┌──

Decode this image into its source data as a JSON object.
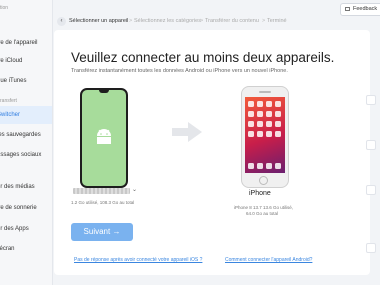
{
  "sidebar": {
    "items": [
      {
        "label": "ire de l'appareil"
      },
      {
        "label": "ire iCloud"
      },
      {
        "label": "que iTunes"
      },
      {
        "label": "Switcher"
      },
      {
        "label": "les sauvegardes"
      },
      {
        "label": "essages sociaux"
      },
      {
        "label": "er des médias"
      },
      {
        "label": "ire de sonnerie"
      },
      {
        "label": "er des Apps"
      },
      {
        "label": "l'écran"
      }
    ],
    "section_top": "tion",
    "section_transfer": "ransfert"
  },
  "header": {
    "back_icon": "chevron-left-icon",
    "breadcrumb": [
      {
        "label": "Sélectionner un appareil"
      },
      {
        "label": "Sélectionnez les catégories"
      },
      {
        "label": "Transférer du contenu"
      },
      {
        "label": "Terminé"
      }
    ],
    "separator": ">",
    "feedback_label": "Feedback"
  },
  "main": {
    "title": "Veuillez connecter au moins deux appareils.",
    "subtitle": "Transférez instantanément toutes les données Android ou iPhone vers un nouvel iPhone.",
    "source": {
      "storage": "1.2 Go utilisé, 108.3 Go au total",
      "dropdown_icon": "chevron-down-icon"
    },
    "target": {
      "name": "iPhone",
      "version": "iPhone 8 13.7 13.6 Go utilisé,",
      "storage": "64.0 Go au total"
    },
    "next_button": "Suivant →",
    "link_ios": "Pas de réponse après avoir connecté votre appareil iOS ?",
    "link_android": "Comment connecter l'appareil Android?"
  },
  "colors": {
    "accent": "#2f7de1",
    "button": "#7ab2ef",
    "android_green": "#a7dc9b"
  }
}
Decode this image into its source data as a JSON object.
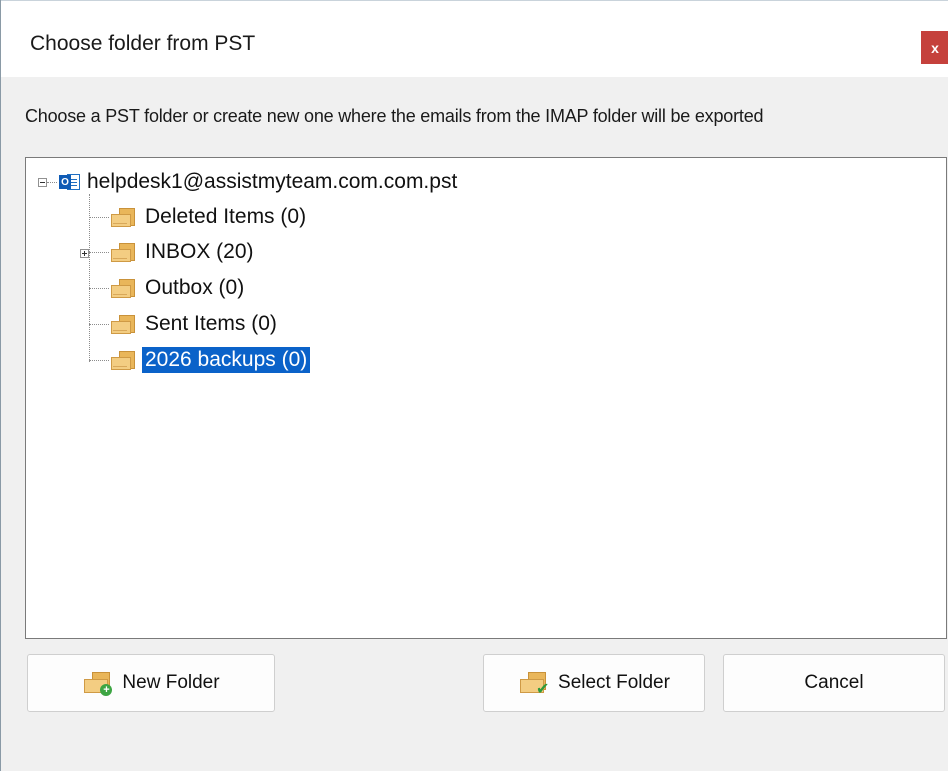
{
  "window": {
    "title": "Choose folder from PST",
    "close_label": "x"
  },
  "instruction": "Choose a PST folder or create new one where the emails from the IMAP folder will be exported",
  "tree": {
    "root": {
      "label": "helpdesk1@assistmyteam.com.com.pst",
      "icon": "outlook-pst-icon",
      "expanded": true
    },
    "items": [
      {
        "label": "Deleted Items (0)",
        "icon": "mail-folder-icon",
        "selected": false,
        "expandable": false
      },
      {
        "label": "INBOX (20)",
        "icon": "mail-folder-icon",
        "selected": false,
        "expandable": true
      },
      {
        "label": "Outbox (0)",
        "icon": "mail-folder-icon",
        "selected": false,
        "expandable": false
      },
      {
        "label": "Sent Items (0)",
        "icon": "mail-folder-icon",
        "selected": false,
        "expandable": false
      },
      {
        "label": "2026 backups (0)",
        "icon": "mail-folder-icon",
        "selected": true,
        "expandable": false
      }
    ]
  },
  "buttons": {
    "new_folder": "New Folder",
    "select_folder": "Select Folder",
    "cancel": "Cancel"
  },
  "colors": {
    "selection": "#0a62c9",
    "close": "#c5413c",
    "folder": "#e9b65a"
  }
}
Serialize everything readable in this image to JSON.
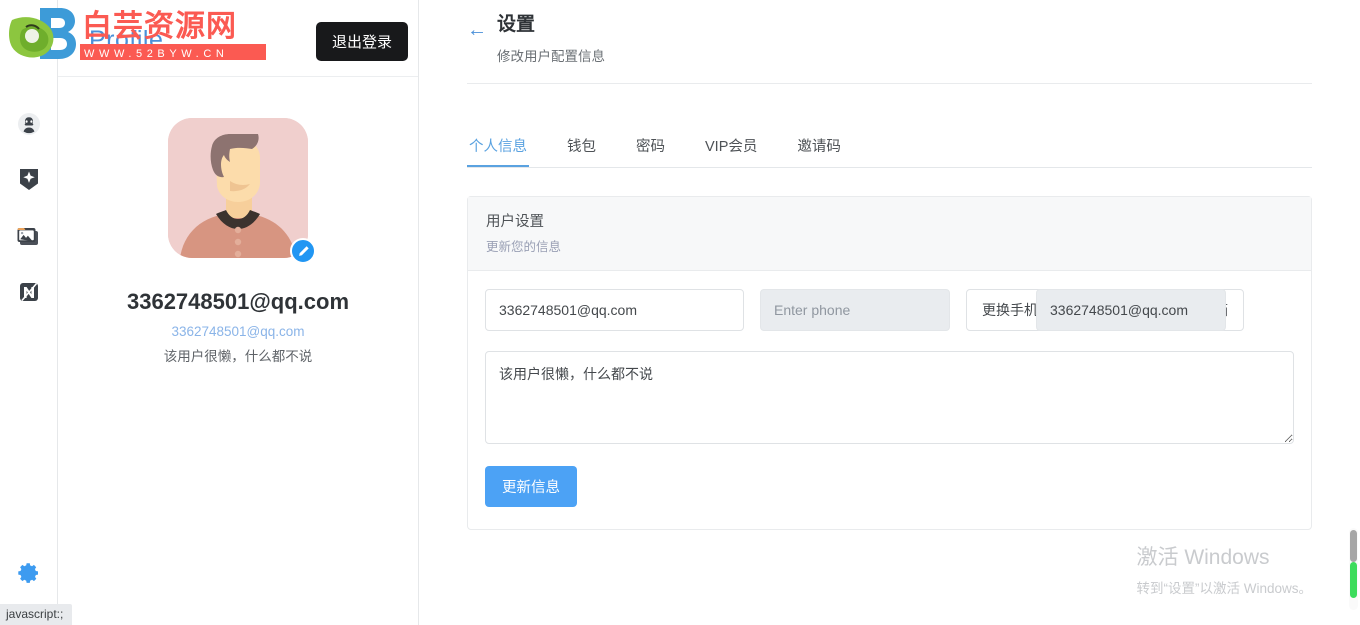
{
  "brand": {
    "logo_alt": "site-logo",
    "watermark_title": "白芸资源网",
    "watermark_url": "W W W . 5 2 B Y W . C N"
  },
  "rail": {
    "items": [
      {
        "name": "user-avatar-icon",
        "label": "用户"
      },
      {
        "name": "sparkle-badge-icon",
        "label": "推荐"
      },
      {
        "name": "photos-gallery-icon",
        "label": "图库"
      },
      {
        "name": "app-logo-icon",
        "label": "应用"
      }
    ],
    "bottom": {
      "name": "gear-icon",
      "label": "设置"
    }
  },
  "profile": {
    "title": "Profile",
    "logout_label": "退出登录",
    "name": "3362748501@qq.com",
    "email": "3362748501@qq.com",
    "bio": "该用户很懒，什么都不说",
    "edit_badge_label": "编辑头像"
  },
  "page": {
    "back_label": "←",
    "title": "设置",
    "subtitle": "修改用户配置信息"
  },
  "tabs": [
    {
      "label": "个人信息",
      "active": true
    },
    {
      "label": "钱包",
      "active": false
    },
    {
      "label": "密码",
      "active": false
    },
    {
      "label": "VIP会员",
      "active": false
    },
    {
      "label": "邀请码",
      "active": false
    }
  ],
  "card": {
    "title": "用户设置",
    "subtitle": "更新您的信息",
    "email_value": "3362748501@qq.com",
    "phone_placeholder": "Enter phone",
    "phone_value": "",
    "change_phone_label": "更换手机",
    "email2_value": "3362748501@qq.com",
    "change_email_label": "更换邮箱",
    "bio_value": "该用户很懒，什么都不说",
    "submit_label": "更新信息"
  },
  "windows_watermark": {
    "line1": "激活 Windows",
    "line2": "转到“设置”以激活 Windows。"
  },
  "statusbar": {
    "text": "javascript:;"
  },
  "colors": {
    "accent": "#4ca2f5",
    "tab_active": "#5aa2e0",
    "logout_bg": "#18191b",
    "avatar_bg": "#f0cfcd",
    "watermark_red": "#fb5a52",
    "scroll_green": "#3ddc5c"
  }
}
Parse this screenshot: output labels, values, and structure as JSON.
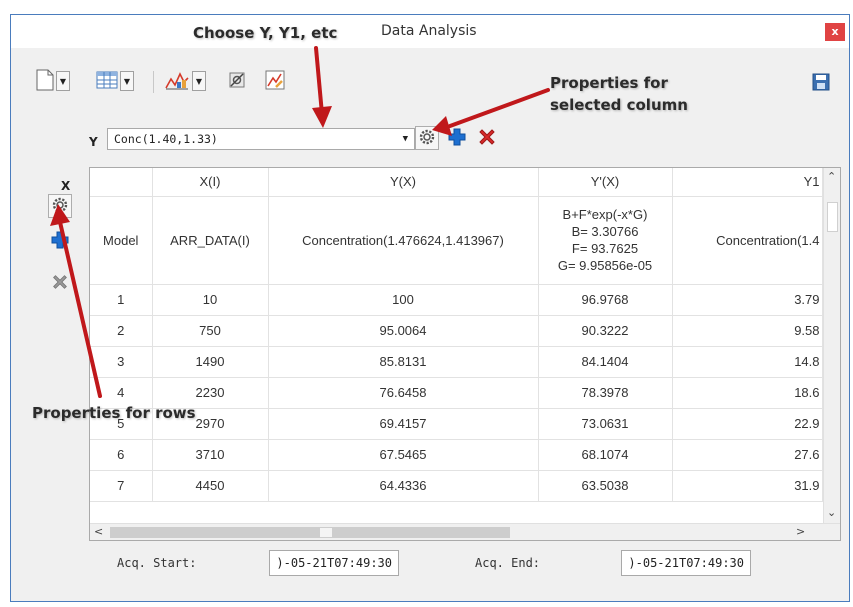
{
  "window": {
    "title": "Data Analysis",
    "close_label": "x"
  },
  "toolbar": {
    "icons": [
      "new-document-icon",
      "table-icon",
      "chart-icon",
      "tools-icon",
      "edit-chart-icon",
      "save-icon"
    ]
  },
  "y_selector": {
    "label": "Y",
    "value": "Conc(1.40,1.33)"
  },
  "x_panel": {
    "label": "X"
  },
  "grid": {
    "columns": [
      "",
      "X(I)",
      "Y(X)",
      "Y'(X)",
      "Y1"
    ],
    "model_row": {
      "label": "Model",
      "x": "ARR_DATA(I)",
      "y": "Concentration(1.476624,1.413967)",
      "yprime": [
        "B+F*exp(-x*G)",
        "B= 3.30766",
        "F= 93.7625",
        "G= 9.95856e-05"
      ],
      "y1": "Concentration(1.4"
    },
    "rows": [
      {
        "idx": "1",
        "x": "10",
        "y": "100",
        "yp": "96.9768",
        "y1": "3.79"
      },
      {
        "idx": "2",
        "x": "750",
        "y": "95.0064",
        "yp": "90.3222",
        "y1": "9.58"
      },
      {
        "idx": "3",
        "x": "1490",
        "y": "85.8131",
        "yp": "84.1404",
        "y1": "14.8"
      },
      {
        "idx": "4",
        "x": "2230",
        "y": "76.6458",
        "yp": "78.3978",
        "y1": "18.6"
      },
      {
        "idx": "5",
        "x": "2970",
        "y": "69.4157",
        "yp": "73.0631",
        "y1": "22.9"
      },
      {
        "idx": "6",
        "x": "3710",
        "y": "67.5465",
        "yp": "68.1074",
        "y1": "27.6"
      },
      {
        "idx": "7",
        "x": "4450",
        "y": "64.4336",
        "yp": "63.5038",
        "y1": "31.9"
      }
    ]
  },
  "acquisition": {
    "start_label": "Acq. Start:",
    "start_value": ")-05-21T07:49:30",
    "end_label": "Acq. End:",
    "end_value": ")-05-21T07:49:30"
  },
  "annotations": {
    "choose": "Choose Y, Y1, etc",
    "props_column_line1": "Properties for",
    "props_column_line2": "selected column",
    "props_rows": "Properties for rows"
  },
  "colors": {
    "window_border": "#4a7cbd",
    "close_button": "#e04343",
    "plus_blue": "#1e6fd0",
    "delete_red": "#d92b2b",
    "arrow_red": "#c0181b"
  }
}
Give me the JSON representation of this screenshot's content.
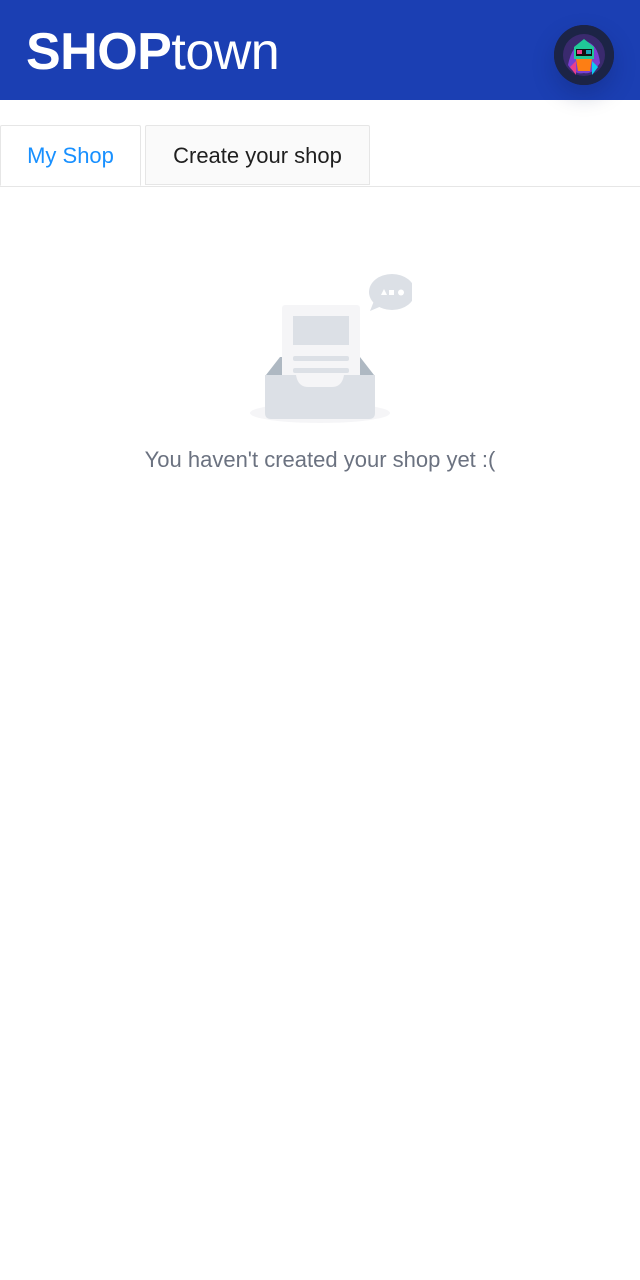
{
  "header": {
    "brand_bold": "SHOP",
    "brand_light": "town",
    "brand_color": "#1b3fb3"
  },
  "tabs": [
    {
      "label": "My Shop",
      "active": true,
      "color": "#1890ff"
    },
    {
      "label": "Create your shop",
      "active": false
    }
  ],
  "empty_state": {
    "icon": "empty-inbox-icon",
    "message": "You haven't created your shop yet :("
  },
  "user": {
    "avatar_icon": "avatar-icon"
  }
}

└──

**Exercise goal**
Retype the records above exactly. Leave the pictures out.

**Answer space**
Decode this image into its source data as a JSON object.
{
  "sidebar": {
    "items": [
      {
        "label": "ire de l'appareil"
      },
      {
        "label": "ire iCloud"
      },
      {
        "label": "que iTunes"
      },
      {
        "label": "Switcher"
      },
      {
        "label": "les sauvegardes"
      },
      {
        "label": "essages sociaux"
      },
      {
        "label": "er des médias"
      },
      {
        "label": "ire de sonnerie"
      },
      {
        "label": "er des Apps"
      },
      {
        "label": "l'écran"
      }
    ],
    "section_top": "tion",
    "section_transfer": "ransfert"
  },
  "header": {
    "back_icon": "chevron-left-icon",
    "breadcrumb": [
      {
        "label": "Sélectionner un appareil"
      },
      {
        "label": "Sélectionnez les catégories"
      },
      {
        "label": "Transférer du contenu"
      },
      {
        "label": "Terminé"
      }
    ],
    "separator": ">",
    "feedback_label": "Feedback"
  },
  "main": {
    "title": "Veuillez connecter au moins deux appareils.",
    "subtitle": "Transférez instantanément toutes les données Android ou iPhone vers un nouvel iPhone.",
    "source": {
      "storage": "1.2 Go utilisé, 108.3 Go au total",
      "dropdown_icon": "chevron-down-icon"
    },
    "target": {
      "name": "iPhone",
      "version": "iPhone 8 13.7 13.6 Go utilisé,",
      "storage": "64.0 Go au total"
    },
    "next_button": "Suivant →",
    "link_ios": "Pas de réponse après avoir connecté votre appareil iOS ?",
    "link_android": "Comment connecter l'appareil Android?"
  },
  "colors": {
    "accent": "#2f7de1",
    "button": "#7ab2ef",
    "android_green": "#a7dc9b"
  }
}
Decode this image into its source data as a JSON object.
{
  "window": {
    "title": "Choose folder from PST",
    "close_label": "x"
  },
  "instruction": "Choose a PST folder or create new one where the emails from the IMAP folder will be exported",
  "tree": {
    "root": {
      "label": "helpdesk1@assistmyteam.com.com.pst",
      "icon": "outlook-pst-icon",
      "expanded": true
    },
    "items": [
      {
        "label": "Deleted Items (0)",
        "icon": "mail-folder-icon",
        "selected": false,
        "expandable": false
      },
      {
        "label": "INBOX (20)",
        "icon": "mail-folder-icon",
        "selected": false,
        "expandable": true
      },
      {
        "label": "Outbox (0)",
        "icon": "mail-folder-icon",
        "selected": false,
        "expandable": false
      },
      {
        "label": "Sent Items (0)",
        "icon": "mail-folder-icon",
        "selected": false,
        "expandable": false
      },
      {
        "label": "2026 backups (0)",
        "icon": "mail-folder-icon",
        "selected": true,
        "expandable": false
      }
    ]
  },
  "buttons": {
    "new_folder": "New Folder",
    "select_folder": "Select Folder",
    "cancel": "Cancel"
  },
  "colors": {
    "selection": "#0a62c9",
    "close": "#c5413c",
    "folder": "#e9b65a"
  }
}
Serialize everything readable in this image to JSON.
{
  "brand": {
    "logo_alt": "site-logo",
    "watermark_title": "白芸资源网",
    "watermark_url": "W W W . 5 2 B Y W . C N"
  },
  "rail": {
    "items": [
      {
        "name": "user-avatar-icon",
        "label": "用户"
      },
      {
        "name": "sparkle-badge-icon",
        "label": "推荐"
      },
      {
        "name": "photos-gallery-icon",
        "label": "图库"
      },
      {
        "name": "app-logo-icon",
        "label": "应用"
      }
    ],
    "bottom": {
      "name": "gear-icon",
      "label": "设置"
    }
  },
  "profile": {
    "title": "Profile",
    "logout_label": "退出登录",
    "name": "3362748501@qq.com",
    "email": "3362748501@qq.com",
    "bio": "该用户很懒，什么都不说",
    "edit_badge_label": "编辑头像"
  },
  "page": {
    "back_label": "←",
    "title": "设置",
    "subtitle": "修改用户配置信息"
  },
  "tabs": [
    {
      "label": "个人信息",
      "active": true
    },
    {
      "label": "钱包",
      "active": false
    },
    {
      "label": "密码",
      "active": false
    },
    {
      "label": "VIP会员",
      "active": false
    },
    {
      "label": "邀请码",
      "active": false
    }
  ],
  "card": {
    "title": "用户设置",
    "subtitle": "更新您的信息",
    "email_value": "3362748501@qq.com",
    "phone_placeholder": "Enter phone",
    "phone_value": "",
    "change_phone_label": "更换手机",
    "email2_value": "3362748501@qq.com",
    "change_email_label": "更换邮箱",
    "bio_value": "该用户很懒，什么都不说",
    "submit_label": "更新信息"
  },
  "windows_watermark": {
    "line1": "激活 Windows",
    "line2": "转到“设置”以激活 Windows。"
  },
  "statusbar": {
    "text": "javascript:;"
  },
  "colors": {
    "accent": "#4ca2f5",
    "tab_active": "#5aa2e0",
    "logout_bg": "#18191b",
    "avatar_bg": "#f0cfcd",
    "watermark_red": "#fb5a52",
    "scroll_green": "#3ddc5c"
  }
}
Parse this screenshot: output labels, values, and structure as JSON.
{
  "window": {
    "title": "Data Analysis",
    "close_label": "x"
  },
  "toolbar": {
    "icons": [
      "new-document-icon",
      "table-icon",
      "chart-icon",
      "tools-icon",
      "edit-chart-icon",
      "save-icon"
    ]
  },
  "y_selector": {
    "label": "Y",
    "value": "Conc(1.40,1.33)"
  },
  "x_panel": {
    "label": "X"
  },
  "grid": {
    "columns": [
      "",
      "X(I)",
      "Y(X)",
      "Y'(X)",
      "Y1"
    ],
    "model_row": {
      "label": "Model",
      "x": "ARR_DATA(I)",
      "y": "Concentration(1.476624,1.413967)",
      "yprime": [
        "B+F*exp(-x*G)",
        "B= 3.30766",
        "F= 93.7625",
        "G= 9.95856e-05"
      ],
      "y1": "Concentration(1.4"
    },
    "rows": [
      {
        "idx": "1",
        "x": "10",
        "y": "100",
        "yp": "96.9768",
        "y1": "3.79"
      },
      {
        "idx": "2",
        "x": "750",
        "y": "95.0064",
        "yp": "90.3222",
        "y1": "9.58"
      },
      {
        "idx": "3",
        "x": "1490",
        "y": "85.8131",
        "yp": "84.1404",
        "y1": "14.8"
      },
      {
        "idx": "4",
        "x": "2230",
        "y": "76.6458",
        "yp": "78.3978",
        "y1": "18.6"
      },
      {
        "idx": "5",
        "x": "2970",
        "y": "69.4157",
        "yp": "73.0631",
        "y1": "22.9"
      },
      {
        "idx": "6",
        "x": "3710",
        "y": "67.5465",
        "yp": "68.1074",
        "y1": "27.6"
      },
      {
        "idx": "7",
        "x": "4450",
        "y": "64.4336",
        "yp": "63.5038",
        "y1": "31.9"
      }
    ]
  },
  "acquisition": {
    "start_label": "Acq. Start:",
    "start_value": ")-05-21T07:49:30",
    "end_label": "Acq. End:",
    "end_value": ")-05-21T07:49:30"
  },
  "annotations": {
    "choose": "Choose Y, Y1, etc",
    "props_column_line1": "Properties for",
    "props_column_line2": "selected column",
    "props_rows": "Properties for rows"
  },
  "colors": {
    "window_border": "#4a7cbd",
    "close_button": "#e04343",
    "plus_blue": "#1e6fd0",
    "delete_red": "#d92b2b",
    "arrow_red": "#c0181b"
  }
}
Give me the JSON representation of this screenshot's content.
{
  "header": {
    "brand_bold": "SHOP",
    "brand_light": "town",
    "brand_color": "#1b3fb3"
  },
  "tabs": [
    {
      "label": "My Shop",
      "active": true,
      "color": "#1890ff"
    },
    {
      "label": "Create your shop",
      "active": false
    }
  ],
  "empty_state": {
    "icon": "empty-inbox-icon",
    "message": "You haven't created your shop yet :("
  },
  "user": {
    "avatar_icon": "avatar-icon"
  }
}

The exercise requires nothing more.